Gallic horror specialists Alexandre Bustillo and Julien Maury stirred considerable excitement 14 years ago with their debut feature, the alarming home-invasion thriller “Inside.” They’ve struggled to duplicate that success since, and their English-language franchise bow “Leatherface” a decade later was poorly received, if somewhat undeservedly so.
But they rekindle some enthusiasm with “The Deep House,” which was released in France this past June and now reaches U.S. audiences via premium cabler Epix, as well as digital platforms. This is a simple haunted-house tale, albeit with one complicated twist: The house in question is 100 feet below a lake’s surface. That gimmick certainly adds a distinctive ambiance to a creepy tale, in addition to making the handsomely photographed film an admirable technical feat. It’s a pity U.S. audiences won’t be seeing it on the big screen, where its clammy atmospherics would be most vivid.

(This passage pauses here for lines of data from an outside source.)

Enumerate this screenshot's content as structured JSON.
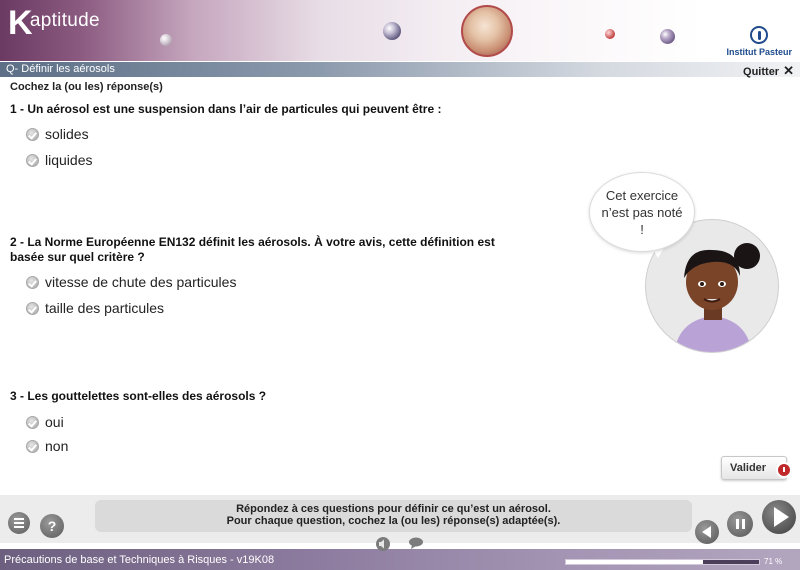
{
  "header": {
    "logo_k": "K",
    "logo_rest": "aptitude",
    "partner": "Institut Pasteur"
  },
  "titlebar": {
    "title": "Q- Définir les aérosols",
    "quit_label": "Quitter",
    "quit_icon": "✕"
  },
  "instruction": "Cochez la (ou les) réponse(s)",
  "questions": [
    {
      "text": "1 - Un aérosol est une suspension dans l’air de particules qui peuvent être :",
      "options": [
        "solides",
        "liquides"
      ]
    },
    {
      "text": "2 - La Norme Européenne EN132 définit les aérosols. À votre avis, cette définition est basée sur quel critère ?",
      "options": [
        "vitesse de chute des particules",
        "taille des particules"
      ]
    },
    {
      "text": "3 - Les gouttelettes sont-elles des aérosols ?",
      "options": [
        "oui",
        "non"
      ]
    }
  ],
  "bubble": "Cet exercice n’est pas noté !",
  "validate_label": "Valider",
  "message": {
    "line1": "Répondez à ces questions pour définir ce qu’est un aérosol.",
    "line2": "Pour chaque question, cochez la (ou les) réponse(s) adaptée(s)."
  },
  "help_label": "?",
  "footer": {
    "course": "Précautions de base et Techniques à Risques - v19K08",
    "progress_label": "71 %",
    "progress_value": 0.71
  },
  "colors": {
    "header_dark": "#6b3a63",
    "footer": "#8d7c9f",
    "validate_icon": "#c0282a",
    "partner_blue": "#1e4a8c"
  }
}
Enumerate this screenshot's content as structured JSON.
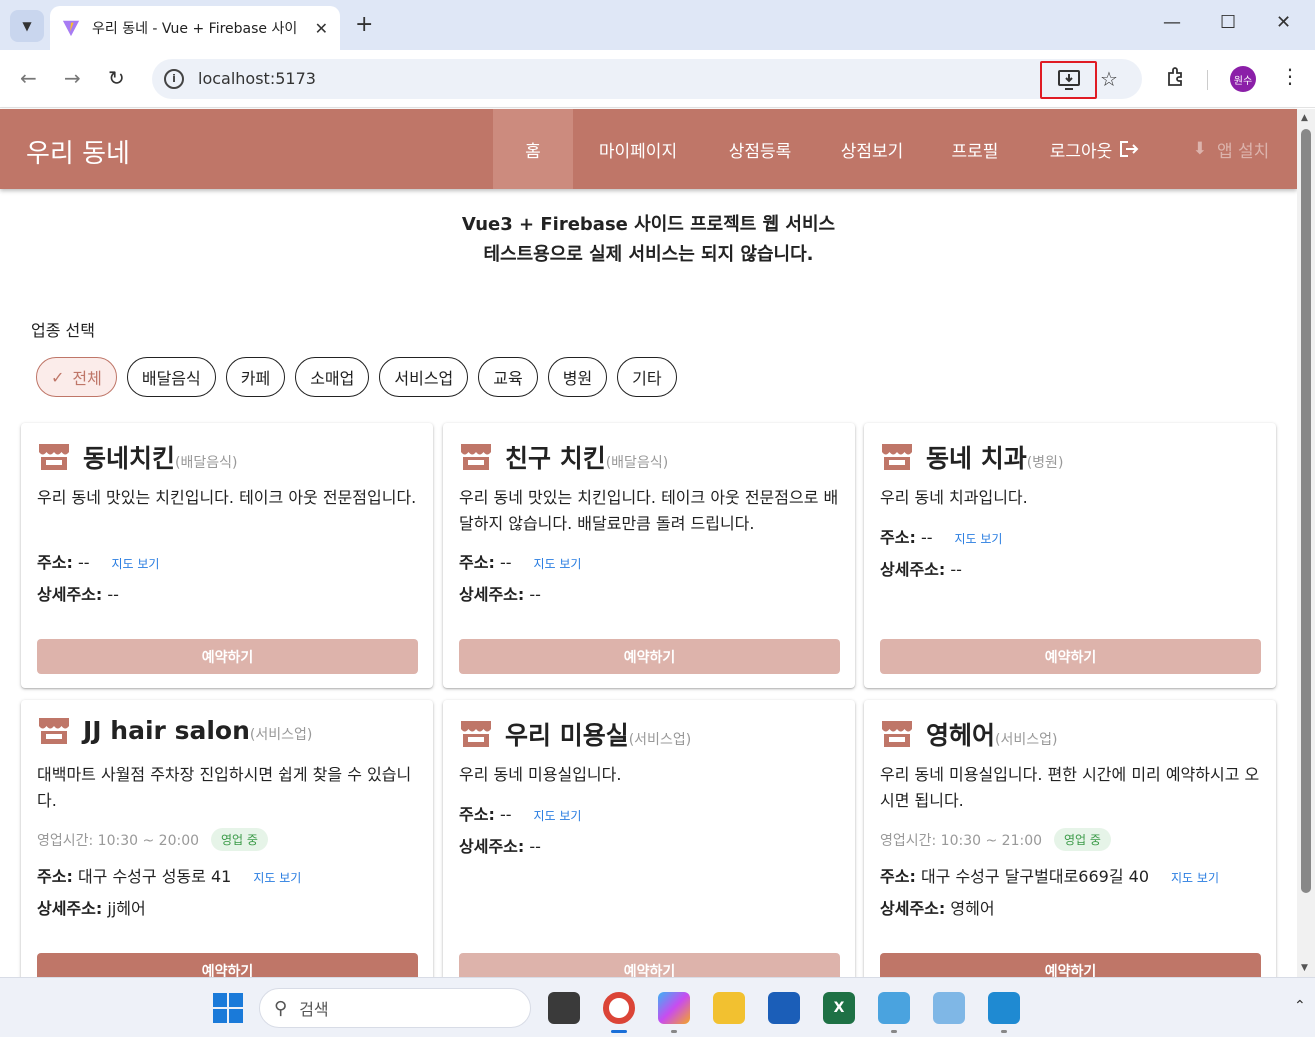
{
  "browser": {
    "tab_title": "우리 동네 - Vue + Firebase 사이",
    "url": "localhost:5173",
    "profile_initials": "원수"
  },
  "nav": {
    "brand": "우리 동네",
    "items": [
      "홈",
      "마이페이지",
      "상점등록",
      "상점보기",
      "프로필"
    ],
    "logout": "로그아웃",
    "install": "앱 설치"
  },
  "intro": {
    "line1": "Vue3 + Firebase 사이드 프로젝트 웹 서비스",
    "line2": "테스트용으로 실제 서비스는 되지 않습니다."
  },
  "category": {
    "label": "업종 선택",
    "chips": [
      "전체",
      "배달음식",
      "카페",
      "소매업",
      "서비스업",
      "교육",
      "병원",
      "기타"
    ],
    "selected": "전체"
  },
  "labels": {
    "address": "주소:",
    "detail": "상세주소:",
    "map": "지도 보기",
    "reserve": "예약하기",
    "open_badge": "영업 중"
  },
  "stores": [
    {
      "name": "동네치킨",
      "category": "(배달음식)",
      "desc": "우리 동네 맛있는 치킨입니다. 테이크 아웃 전문점입니다.",
      "hours": "",
      "address": "--",
      "detail": "--"
    },
    {
      "name": "친구 치킨",
      "category": "(배달음식)",
      "desc": "우리 동네 맛있는 치킨입니다. 테이크 아웃 전문점으로 배달하지 않습니다. 배달료만큼 돌려 드립니다.",
      "hours": "",
      "address": "--",
      "detail": "--"
    },
    {
      "name": "동네 치과",
      "category": "(병원)",
      "desc": "우리 동네 치과입니다.",
      "hours": "",
      "address": "--",
      "detail": "--"
    },
    {
      "name": "JJ hair salon",
      "category": "(서비스업)",
      "desc": "대백마트 사월점 주차장 진입하시면 쉽게 찾을 수 있습니다.",
      "hours": "영업시간: 10:30 ~ 20:00",
      "address": "대구 수성구 성동로 41",
      "detail": "jj헤어"
    },
    {
      "name": "우리 미용실",
      "category": "(서비스업)",
      "desc": "우리 동네 미용실입니다.",
      "hours": "",
      "address": "--",
      "detail": "--"
    },
    {
      "name": "영헤어",
      "category": "(서비스업)",
      "desc": "우리 동네 미용실입니다. 편한 시간에 미리 예약하시고 오시면 됩니다.",
      "hours": "영업시간: 10:30 ~ 21:00",
      "address": "대구 수성구 달구벌대로669길 40",
      "detail": "영헤어"
    }
  ],
  "taskbar": {
    "search_placeholder": "검색"
  },
  "colors": {
    "brand": "#bf7668",
    "reserve_light": "#ddb3ab",
    "link": "#2a7de1",
    "open_badge": "#3a9a47"
  }
}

Young couple English Ben (James Jagger) and French Tina (model-actor Camille Rowe of The Weeknd’s “Can’t Feel My Face” video) are traipsing around to “super-secret” spots for “their” social media channel, though clearly he’s the one with the drive for public attention, while she only really wants his. Their dynamic is established in a first sequence where they poke about a spooky abandoned asylum in the Ukraine: He pushes her into unpleasant situations on-camera, she gets scared, then he apologizes and all is forgiven. We’re not entirely sure what she sees in him, but oh well, that’s love for you.

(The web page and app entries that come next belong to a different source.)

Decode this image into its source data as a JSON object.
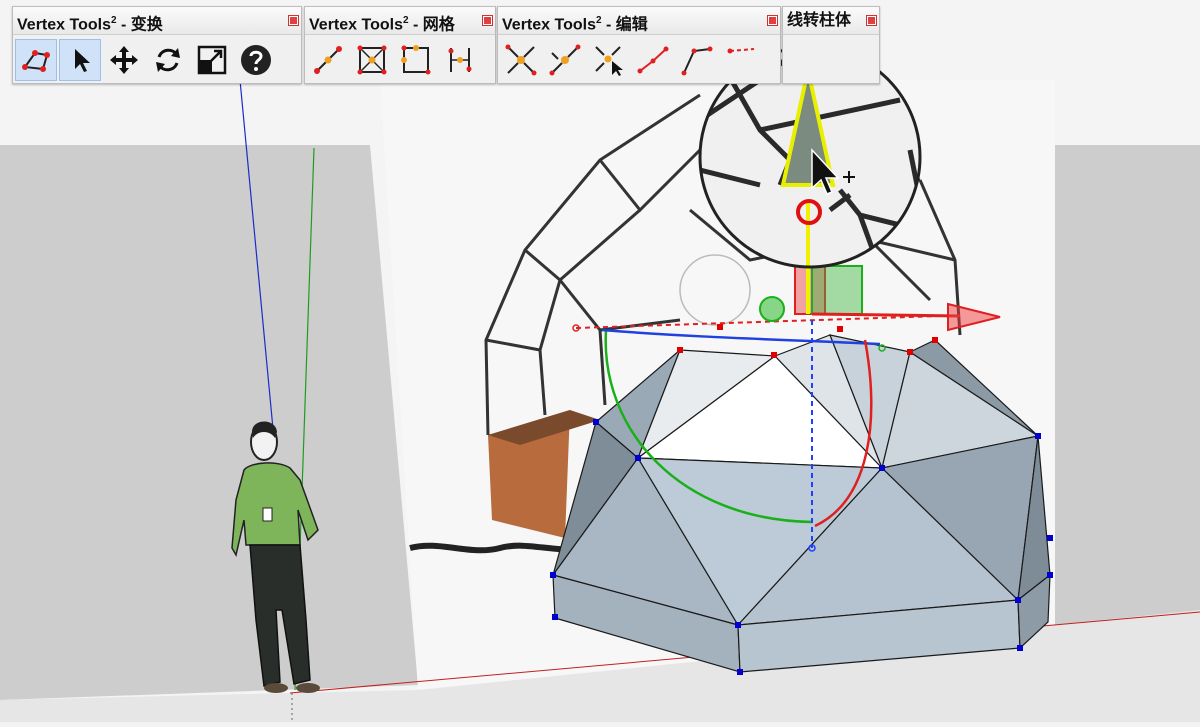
{
  "toolbars": [
    {
      "title_main": "Vertex Tools",
      "title_sup": "2",
      "title_sub": " - 变换",
      "buttons": [
        {
          "name": "select-vertices-button",
          "icon": "vertex-select-icon",
          "active": true
        },
        {
          "name": "pointer-button",
          "icon": "arrow-cursor-icon",
          "active": true
        },
        {
          "name": "move-button",
          "icon": "move-arrows-icon",
          "active": false
        },
        {
          "name": "rotate-button",
          "icon": "rotate-icon",
          "active": false
        },
        {
          "name": "scale-button",
          "icon": "scale-icon",
          "active": false
        },
        {
          "name": "help-button",
          "icon": "help-icon",
          "active": false
        }
      ]
    },
    {
      "title_main": "Vertex Tools",
      "title_sup": "2",
      "title_sub": " - 网格",
      "buttons": [
        {
          "name": "line-mesh-button",
          "icon": "line-icon",
          "active": false
        },
        {
          "name": "quad-mesh-button",
          "icon": "quad-cross-icon",
          "active": false
        },
        {
          "name": "border-mesh-button",
          "icon": "border-icon",
          "active": false
        },
        {
          "name": "grid-mesh-button",
          "icon": "grid-lines-icon",
          "active": false
        }
      ]
    },
    {
      "title_main": "Vertex Tools",
      "title_sup": "2",
      "title_sub": " - 编辑",
      "buttons": [
        {
          "name": "merge-button",
          "icon": "merge-icon",
          "active": false
        },
        {
          "name": "merge-to-button",
          "icon": "merge-to-icon",
          "active": false
        },
        {
          "name": "merge-cursor-button",
          "icon": "merge-cursor-icon",
          "active": false
        },
        {
          "name": "connect-button",
          "icon": "connect-icon",
          "active": false
        },
        {
          "name": "corner-button",
          "icon": "corner-icon",
          "active": false
        },
        {
          "name": "extra-edit-button",
          "icon": "edit-icon",
          "active": false
        }
      ]
    },
    {
      "title_main": "线转柱体",
      "title_sup": "",
      "title_sub": "",
      "buttons": []
    }
  ],
  "colors": {
    "background": "#f3f3f3",
    "wall": "#cdcdcd",
    "ground": "#e4e4e4",
    "mesh_face": "#bccbd7",
    "mesh_face_dark": "#8fa0ad",
    "vertex_selected": "#e00000",
    "vertex": "#0000d0",
    "axis_red": "#e02020",
    "axis_green": "#20a020",
    "axis_blue": "#2040ff",
    "gizmo_yellow": "#f0f000",
    "wood": "#b8693a"
  }
}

Their next stop is in southwestern France, where Ben follows a tip that proves disappointing until they meet a local man (Eric Savin) who claims to know where to find something very special. That would be an intact entire house submerged by flood waters half a century ago, located a good drive and a lengthy hike away. Finally arriving at the designated lake’s edge, they suit up and dive in, Tina the more skittish of the two as usual. They have the technology to continue talking to one another beneath the surface; both also have lights and cameras, their additional filming “crew” being a drone they call Tom.

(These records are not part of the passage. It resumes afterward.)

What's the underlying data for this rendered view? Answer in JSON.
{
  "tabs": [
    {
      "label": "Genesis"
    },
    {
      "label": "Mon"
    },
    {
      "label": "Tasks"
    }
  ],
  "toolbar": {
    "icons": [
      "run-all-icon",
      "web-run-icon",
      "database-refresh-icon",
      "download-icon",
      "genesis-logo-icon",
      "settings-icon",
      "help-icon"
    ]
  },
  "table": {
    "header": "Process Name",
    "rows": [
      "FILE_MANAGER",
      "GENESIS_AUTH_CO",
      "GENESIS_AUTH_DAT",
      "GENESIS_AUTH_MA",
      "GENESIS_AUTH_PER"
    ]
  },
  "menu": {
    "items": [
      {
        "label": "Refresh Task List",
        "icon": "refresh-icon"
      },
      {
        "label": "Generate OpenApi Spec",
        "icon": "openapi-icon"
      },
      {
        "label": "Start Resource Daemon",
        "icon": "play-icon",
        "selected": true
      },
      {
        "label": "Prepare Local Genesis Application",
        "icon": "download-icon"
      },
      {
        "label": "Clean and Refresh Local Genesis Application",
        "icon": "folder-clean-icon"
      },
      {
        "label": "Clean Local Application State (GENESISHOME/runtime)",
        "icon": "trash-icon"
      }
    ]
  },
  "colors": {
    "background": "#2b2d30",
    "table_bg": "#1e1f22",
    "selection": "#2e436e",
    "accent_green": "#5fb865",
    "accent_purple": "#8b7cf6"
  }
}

What they find well below is indeed eerie, a gated estate with all its doors and windows sealed, begging a question Ben duly asks: “Why shutter a house that’s going to get flooded?” Perhaps to keep something from getting out. Regardless, they do find a way in through the attic, finding the fully-furnished interior creepily undisturbed by decay to a degree. Needless to say, it is ominous when they spy newspaper clippings of missing-children cases on the walls; even more so when a nearly life-sized crucifix is discovered blocking entree to some kind of secret chamber. But there is worse to come.
On dry land, “The Deep House’s” script wouldn’t be much — Ben’s observance that the residents must have been up to some “Satanic shit” is as much explanation as we’re afforded for what ensues. Nor are all the horror tropes utilized as effective underwater, given the necessitated slow movement, and occasional visual incoherence when a character and their body-cam struggle against some force amidst swirling bubbles or dislodged debris.
But basic as the plotting and dialogue is, there is something distinctively sinister about a concept which the directors, production designer Hubert Pouille and DP Jacques Ballard (an aquatic-photography expert) realize with an aplomb that must’ve overcome major logistical challenges. Raphael Gesqua’s original score provides sufficient goosing value in an impressive overall tech and design assembly, aided by a few well-chosen preexisting pop tracks.
The tension provided by dank claustrophobia and threat of suffocation, as air supplies dwindle, makes this house a very scary place to be. The ghoulies that eventually materialize within don’t have to be so original, or terrifying — the situation itself makes for discomfiting viewing. The actors aren’t given a lot to work with here, though surely much was demanded of them, or at least of their diving stand-ins (Justin & Thibault Rauby, given prominent end-credits billing). One is eventually asked to do an “evil voice,” and does not excel in that capacity. But if these otherwise game leads don’t create complex or memorable characters here, well, no one could, and no one is asking them to anyway.